_What needs to be done_:
When copying the data, keep every line exactly the same.

_Dataset excerpts_:
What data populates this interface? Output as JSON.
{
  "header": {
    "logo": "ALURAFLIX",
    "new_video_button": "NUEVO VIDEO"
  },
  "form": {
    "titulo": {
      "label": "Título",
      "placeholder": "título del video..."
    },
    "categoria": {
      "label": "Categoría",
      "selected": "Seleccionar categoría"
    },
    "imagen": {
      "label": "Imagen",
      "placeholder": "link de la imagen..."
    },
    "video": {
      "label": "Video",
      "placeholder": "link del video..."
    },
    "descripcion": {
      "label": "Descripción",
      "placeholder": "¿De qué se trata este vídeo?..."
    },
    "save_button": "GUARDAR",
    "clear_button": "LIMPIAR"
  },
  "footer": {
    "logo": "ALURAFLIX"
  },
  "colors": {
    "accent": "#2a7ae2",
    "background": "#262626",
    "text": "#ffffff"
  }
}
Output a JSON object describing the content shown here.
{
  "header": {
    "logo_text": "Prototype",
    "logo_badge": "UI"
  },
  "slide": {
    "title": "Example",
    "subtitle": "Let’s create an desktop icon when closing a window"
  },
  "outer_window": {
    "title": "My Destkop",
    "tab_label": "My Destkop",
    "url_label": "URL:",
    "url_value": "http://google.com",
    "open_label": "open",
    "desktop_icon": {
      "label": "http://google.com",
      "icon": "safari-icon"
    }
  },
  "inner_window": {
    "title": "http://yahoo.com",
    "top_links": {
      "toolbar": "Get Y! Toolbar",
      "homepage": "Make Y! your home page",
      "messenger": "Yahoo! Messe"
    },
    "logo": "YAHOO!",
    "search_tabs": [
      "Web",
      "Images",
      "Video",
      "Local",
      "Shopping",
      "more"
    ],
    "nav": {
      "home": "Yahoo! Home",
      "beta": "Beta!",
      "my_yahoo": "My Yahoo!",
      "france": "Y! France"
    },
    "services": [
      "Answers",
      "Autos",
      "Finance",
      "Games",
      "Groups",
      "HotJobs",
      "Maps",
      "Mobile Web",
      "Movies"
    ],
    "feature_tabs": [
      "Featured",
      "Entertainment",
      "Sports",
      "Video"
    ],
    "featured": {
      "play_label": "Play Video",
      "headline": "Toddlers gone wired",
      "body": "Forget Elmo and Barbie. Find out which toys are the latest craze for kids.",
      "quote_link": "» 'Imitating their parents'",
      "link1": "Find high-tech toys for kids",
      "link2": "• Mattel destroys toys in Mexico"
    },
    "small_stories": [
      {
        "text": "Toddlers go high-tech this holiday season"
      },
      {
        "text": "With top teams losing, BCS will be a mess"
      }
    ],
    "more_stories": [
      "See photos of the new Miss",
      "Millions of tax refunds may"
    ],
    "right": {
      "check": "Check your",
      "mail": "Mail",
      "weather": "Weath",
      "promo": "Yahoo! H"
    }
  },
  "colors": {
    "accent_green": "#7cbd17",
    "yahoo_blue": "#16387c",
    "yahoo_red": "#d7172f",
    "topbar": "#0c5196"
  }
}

_Result for this exercise_:
What data populates this interface? Output as JSON.
{
  "header": {
    "logo": "ALURAFLIX",
    "new_video_button": "NUEVO VIDEO"
  },
  "form": {
    "titulo": {
      "label": "Título",
      "placeholder": "título del video..."
    },
    "categoria": {
      "label": "Categoría",
      "selected": "Seleccionar categoría"
    },
    "imagen": {
      "label": "Imagen",
      "placeholder": "link de la imagen..."
    },
    "video": {
      "label": "Video",
      "placeholder": "link del video..."
    },
    "descripcion": {
      "label": "Descripción",
      "placeholder": "¿De qué se trata este vídeo?..."
    },
    "save_button": "GUARDAR",
    "clear_button": "LIMPIAR"
  },
  "footer": {
    "logo": "ALURAFLIX"
  },
  "colors": {
    "accent": "#2a7ae2",
    "background": "#262626",
    "text": "#ffffff"
  }
}
Output a JSON object describing the content shown here.
{
  "header": {
    "logo_text": "Prototype",
    "logo_badge": "UI"
  },
  "slide": {
    "title": "Example",
    "subtitle": "Let’s create an desktop icon when closing a window"
  },
  "outer_window": {
    "title": "My Destkop",
    "tab_label": "My Destkop",
    "url_label": "URL:",
    "url_value": "http://google.com",
    "open_label": "open",
    "desktop_icon": {
      "label": "http://google.com",
      "icon": "safari-icon"
    }
  },
  "inner_window": {
    "title": "http://yahoo.com",
    "top_links": {
      "toolbar": "Get Y! Toolbar",
      "homepage": "Make Y! your home page",
      "messenger": "Yahoo! Messe"
    },
    "logo": "YAHOO!",
    "search_tabs": [
      "Web",
      "Images",
      "Video",
      "Local",
      "Shopping",
      "more"
    ],
    "nav": {
      "home": "Yahoo! Home",
      "beta": "Beta!",
      "my_yahoo": "My Yahoo!",
      "france": "Y! France"
    },
    "services": [
      "Answers",
      "Autos",
      "Finance",
      "Games",
      "Groups",
      "HotJobs",
      "Maps",
      "Mobile Web",
      "Movies"
    ],
    "feature_tabs": [
      "Featured",
      "Entertainment",
      "Sports",
      "Video"
    ],
    "featured": {
      "play_label": "Play Video",
      "headline": "Toddlers gone wired",
      "body": "Forget Elmo and Barbie. Find out which toys are the latest craze for kids.",
      "quote_link": "» 'Imitating their parents'",
      "link1": "Find high-tech toys for kids",
      "link2": "• Mattel destroys toys in Mexico"
    },
    "small_stories": [
      {
        "text": "Toddlers go high-tech this holiday season"
      },
      {
        "text": "With top teams losing, BCS will be a mess"
      }
    ],
    "more_stories": [
      "See photos of the new Miss",
      "Millions of tax refunds may"
    ],
    "right": {
      "check": "Check your",
      "mail": "Mail",
      "weather": "Weath",
      "promo": "Yahoo! H"
    }
  },
  "colors": {
    "accent_green": "#7cbd17",
    "yahoo_blue": "#16387c",
    "yahoo_red": "#d7172f",
    "topbar": "#0c5196"
  }
}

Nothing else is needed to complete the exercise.